The stewardship of our country is a ministry, and this ministry requires prayer and proclamation and actions that demonstrate such rooted life.  It requires prayer as expression of caring love of a country that has in its principles an offer of dignified freedom that can promote life.  Yet, the promise of freedom in this land is not available to everyone; and this is where the service aspect of freedom enters in.  In this regard, the service that is required to have freedom is called “justice”.  And “justice” is about “reuniting” that which has been broken or denied.

In his book of essays, entitled, Truth and Hope,  Walter Brueggemann (one of the most helpful biblical scholars of our time) recognizes the essential place of the Law’s Summary of loving God with all that we are and loving neighbor as ourselves, but then turns this biblical admonition around to reveal a deeper richness.  He says that praying for neighbor is how we love neighbor and doing justice is how we love God.

If the goal of our prayer is to “live more nearly as we pray” and if loving God is a matter of being agents of “reunion”, then our resulting service (to neighbor and to God both in prayer lived and in reunion offered) – our service will make us all free.  And this is the work of a ministry – a ministry that stewards the life of this nation because we are people of God, and this ministry is a matter of first things first.

   You may be a preacher with your spiritual pride
You may be a city councilman taking bribes
on the side
You may be workin’ in a barbershop,

    you may know how to cut hair
You may be somebody’s mistress,

            may be somebody’s heir

   But you’re gonna have to serve somebody, yes
You’re gonna have to serve somebody
Well, it may be the devil or it may be the Lord
But you’re gonna have to serve somebody

 O God, the author of peace and lover of concord, to know you is eternal life and to serve you is perfect freedom… 
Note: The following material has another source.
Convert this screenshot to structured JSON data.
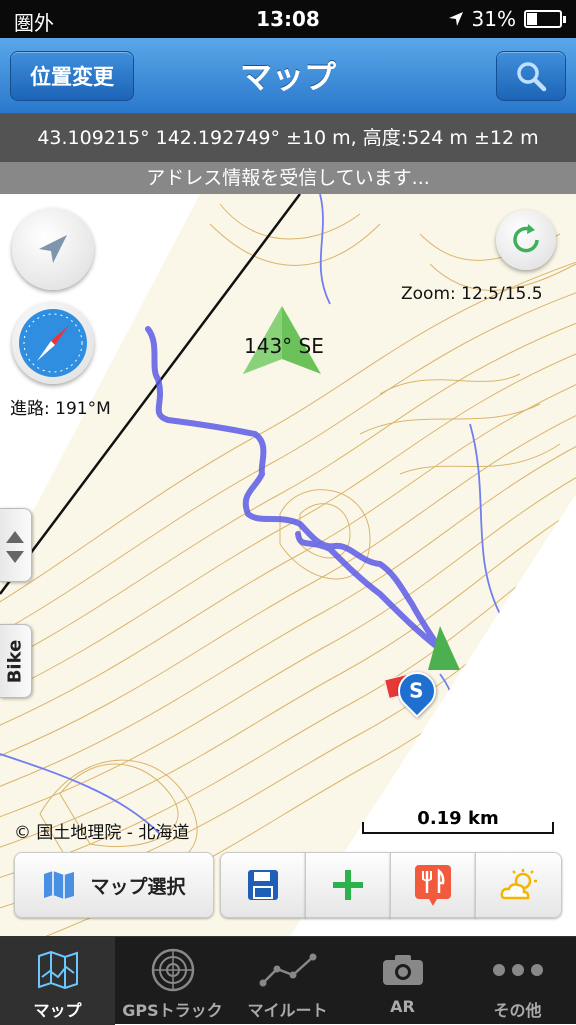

 Assist us, Holy One, in this nation to honor the gift of freedom you have granted and grant us the will and the strength to make this liberating gift more complete.  Amen.